    After using Quicken for years on the PC, trying it on the Mac and then searching for something better I have finally found the financial management app I’ve wanted: Moneywell from The main reason is its awesome implementation of Envelope-style budgeting, but with a great paradigm for your “money flows” using water and buckets. With Quicken and other apps, you need to continually run reports to see whether you met your budget, after the fact. With Moneywell it is always “in your face”.

    With version 1.4 the developer brought what I had been holding off on buying it for: direct-connect. One window interface (which just received a nice makeover), intuitive paradigm, great tutorials, and just a really solid set of principles that actually helps protect yourself from going over budget. The developer, Kevin Hoctor, responds to my emails the same day and is continually improving the app and involving others via the beta mail list.

    I have no affiliation with No Thirst, other than being a happy customer and a fan of Kevin’s sound approach to financial management and the somewhat-rare ability in the mac indie dev world to provide both a great app and top-notch customer service.

  • Jay

    Just found this blog and I have found it to be very helpful. This is a second vote for Moneywell. I love it for all the reasons Luke mentions. The bottom line is that I need help during the month, BEFORE I go over budget, not so much after the fact. Moneywell excels in this area.

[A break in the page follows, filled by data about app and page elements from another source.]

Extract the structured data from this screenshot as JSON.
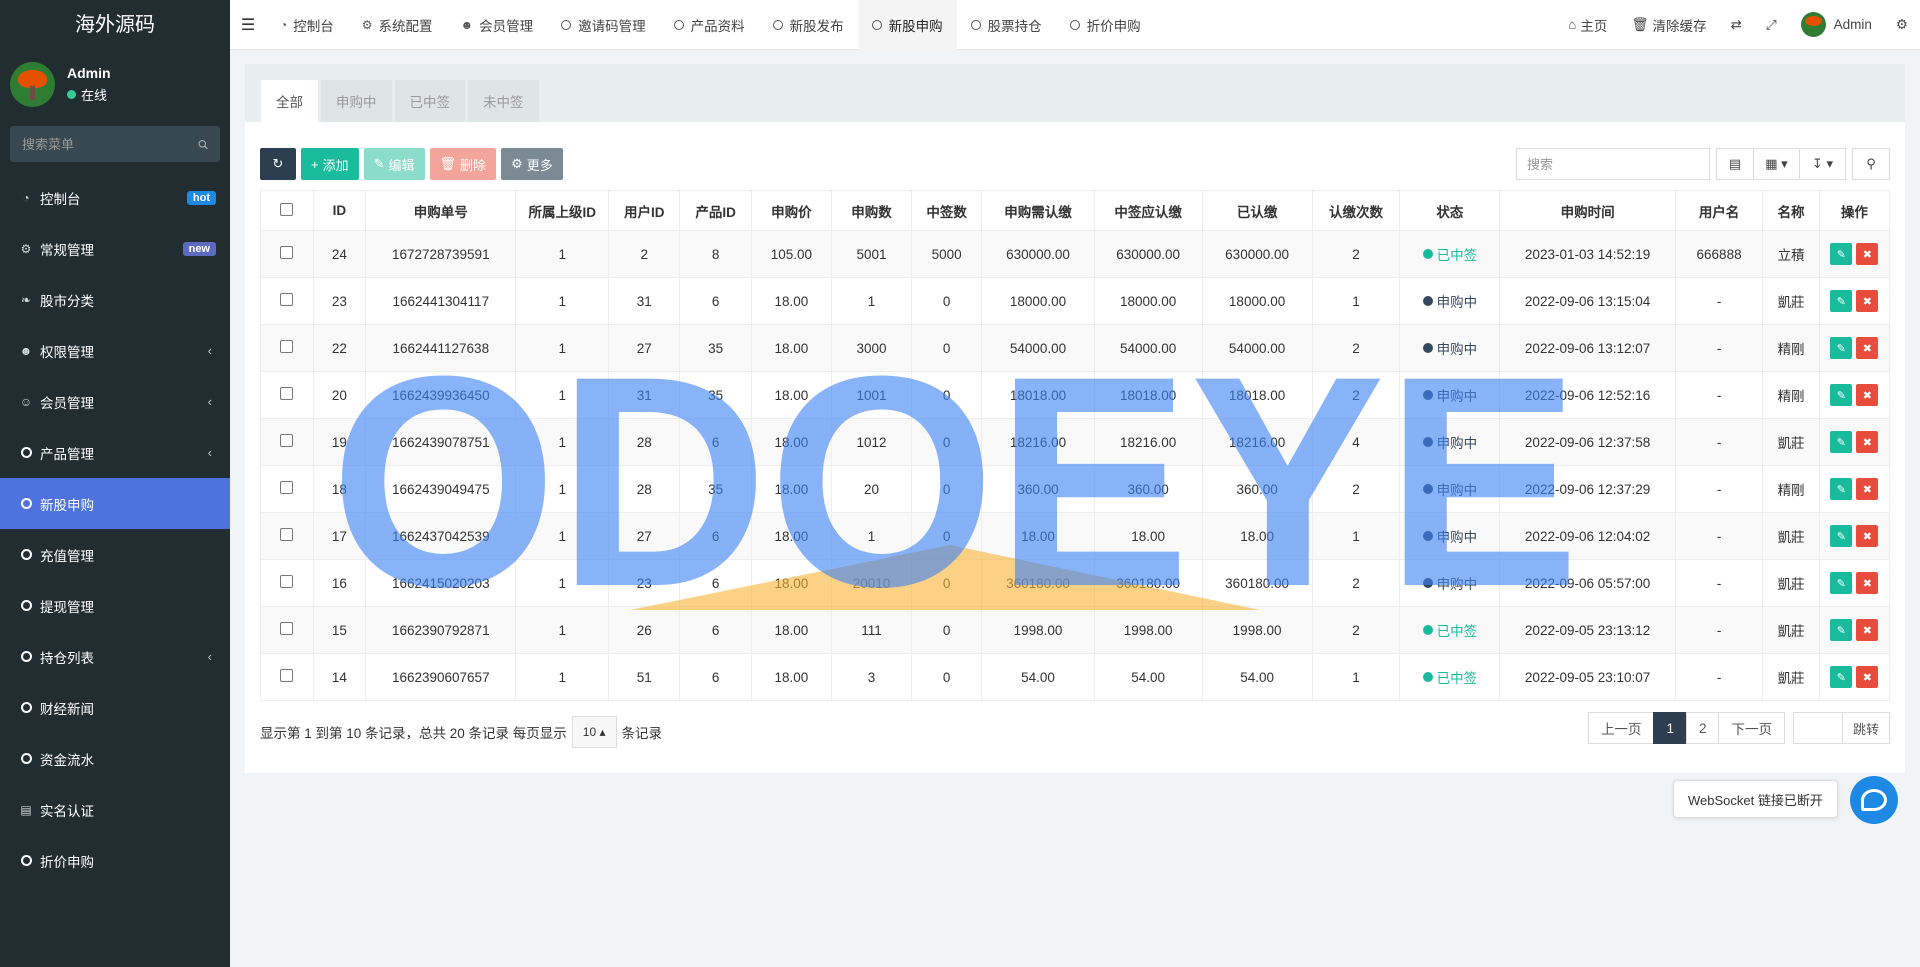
{
  "app": {
    "title": "海外源码"
  },
  "user": {
    "name": "Admin",
    "status": "在线"
  },
  "sidebar": {
    "search_placeholder": "搜索菜单",
    "items": [
      {
        "label": "控制台",
        "icon": "dashboard-icon",
        "badge": "hot"
      },
      {
        "label": "常规管理",
        "icon": "cogs-icon",
        "badge": "new"
      },
      {
        "label": "股市分类",
        "icon": "leaf-icon"
      },
      {
        "label": "权限管理",
        "icon": "users-icon"
      },
      {
        "label": "会员管理",
        "icon": "user-circle-icon"
      },
      {
        "label": "产品管理",
        "icon": "circle-icon"
      },
      {
        "label": "新股申购",
        "icon": "circle-icon"
      },
      {
        "label": "充值管理",
        "icon": "circle-icon"
      },
      {
        "label": "提现管理",
        "icon": "circle-icon"
      },
      {
        "label": "持仓列表",
        "icon": "circle-icon"
      },
      {
        "label": "财经新闻",
        "icon": "circle-icon"
      },
      {
        "label": "资金流水",
        "icon": "circle-icon"
      },
      {
        "label": "实名认证",
        "icon": "id-card-icon"
      },
      {
        "label": "折价申购",
        "icon": "circle-icon"
      }
    ]
  },
  "topnav": {
    "tabs": [
      {
        "label": "控制台"
      },
      {
        "label": "系统配置"
      },
      {
        "label": "会员管理"
      },
      {
        "label": "邀请码管理"
      },
      {
        "label": "产品资料"
      },
      {
        "label": "新股发布"
      },
      {
        "label": "新股申购"
      },
      {
        "label": "股票持仓"
      },
      {
        "label": "折价申购"
      }
    ],
    "home": "主页",
    "clear_cache": "清除缓存",
    "admin": "Admin"
  },
  "panel_tabs": [
    "全部",
    "申购中",
    "已中签",
    "未中签"
  ],
  "toolbar": {
    "add": "添加",
    "edit": "编辑",
    "delete": "删除",
    "more": "更多",
    "search_placeholder": "搜索"
  },
  "table": {
    "headers": [
      "ID",
      "申购单号",
      "所属上级ID",
      "用户ID",
      "产品ID",
      "申购价",
      "申购数",
      "中签数",
      "申购需认缴",
      "中签应认缴",
      "已认缴",
      "认缴次数",
      "状态",
      "申购时间",
      "用户名",
      "名称",
      "操作"
    ],
    "rows": [
      [
        "24",
        "1672728739591",
        "1",
        "2",
        "8",
        "105.00",
        "5001",
        "5000",
        "630000.00",
        "630000.00",
        "630000.00",
        "2",
        "已中签",
        "2023-01-03 14:52:19",
        "666888",
        "立積"
      ],
      [
        "23",
        "1662441304117",
        "1",
        "31",
        "6",
        "18.00",
        "1",
        "0",
        "18000.00",
        "18000.00",
        "18000.00",
        "1",
        "申购中",
        "2022-09-06 13:15:04",
        "-",
        "凱莊"
      ],
      [
        "22",
        "1662441127638",
        "1",
        "27",
        "35",
        "18.00",
        "3000",
        "0",
        "54000.00",
        "54000.00",
        "54000.00",
        "2",
        "申购中",
        "2022-09-06 13:12:07",
        "-",
        "精剛"
      ],
      [
        "20",
        "1662439936450",
        "1",
        "31",
        "35",
        "18.00",
        "1001",
        "0",
        "18018.00",
        "18018.00",
        "18018.00",
        "2",
        "申购中",
        "2022-09-06 12:52:16",
        "-",
        "精剛"
      ],
      [
        "19",
        "1662439078751",
        "1",
        "28",
        "6",
        "18.00",
        "1012",
        "0",
        "18216.00",
        "18216.00",
        "18216.00",
        "4",
        "申购中",
        "2022-09-06 12:37:58",
        "-",
        "凱莊"
      ],
      [
        "18",
        "1662439049475",
        "1",
        "28",
        "35",
        "18.00",
        "20",
        "0",
        "360.00",
        "360.00",
        "360.00",
        "2",
        "申购中",
        "2022-09-06 12:37:29",
        "-",
        "精剛"
      ],
      [
        "17",
        "1662437042539",
        "1",
        "27",
        "6",
        "18.00",
        "1",
        "0",
        "18.00",
        "18.00",
        "18.00",
        "1",
        "申购中",
        "2022-09-06 12:04:02",
        "-",
        "凱莊"
      ],
      [
        "16",
        "1662415020203",
        "1",
        "23",
        "6",
        "18.00",
        "20010",
        "0",
        "360180.00",
        "360180.00",
        "360180.00",
        "2",
        "申购中",
        "2022-09-06 05:57:00",
        "-",
        "凱莊"
      ],
      [
        "15",
        "1662390792871",
        "1",
        "26",
        "6",
        "18.00",
        "111",
        "0",
        "1998.00",
        "1998.00",
        "1998.00",
        "2",
        "已中签",
        "2022-09-05 23:13:12",
        "-",
        "凱莊"
      ],
      [
        "14",
        "1662390607657",
        "1",
        "51",
        "6",
        "18.00",
        "3",
        "0",
        "54.00",
        "54.00",
        "54.00",
        "1",
        "已中签",
        "2022-09-05 23:10:07",
        "-",
        "凱莊"
      ]
    ]
  },
  "pagination": {
    "info_prefix": "显示第 1 到第 10 条记录，总共 20 条记录 每页显示",
    "page_size": "10",
    "info_suffix": "条记录",
    "prev": "上一页",
    "pages": [
      "1",
      "2"
    ],
    "next": "下一页",
    "jump": "跳转"
  },
  "toast": "WebSocket 链接已断开",
  "watermark": "ODOEYE",
  "colors": {
    "sidebar_bg": "#222d32",
    "active_menu": "#4e73df",
    "success": "#18bc9c",
    "danger": "#e74c3c",
    "primary_dark": "#2c3e50"
  }
}
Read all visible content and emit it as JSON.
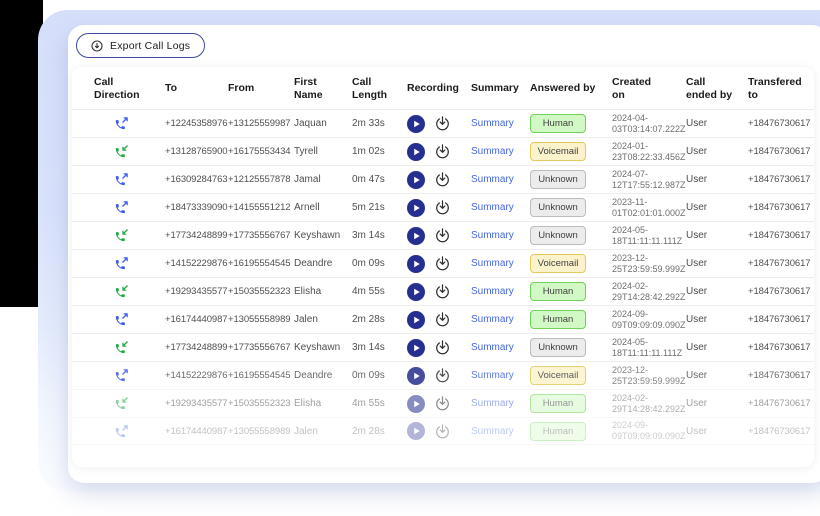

And I have found it to be very flexible with not only splitting transactions, but shifting money around within your budget (for months you need to spend more on groceries and less on entertainment, for example).

  • Terra

    I just found your blog by googling, “managing finances with mac”. Did you find what you were looking for? If not, I recommend CheckBook Pro. (Yes, I work for the company that created it, but it is a great product :)

  • Doug Welliver

    Has anybody tried “You Need A Budget” from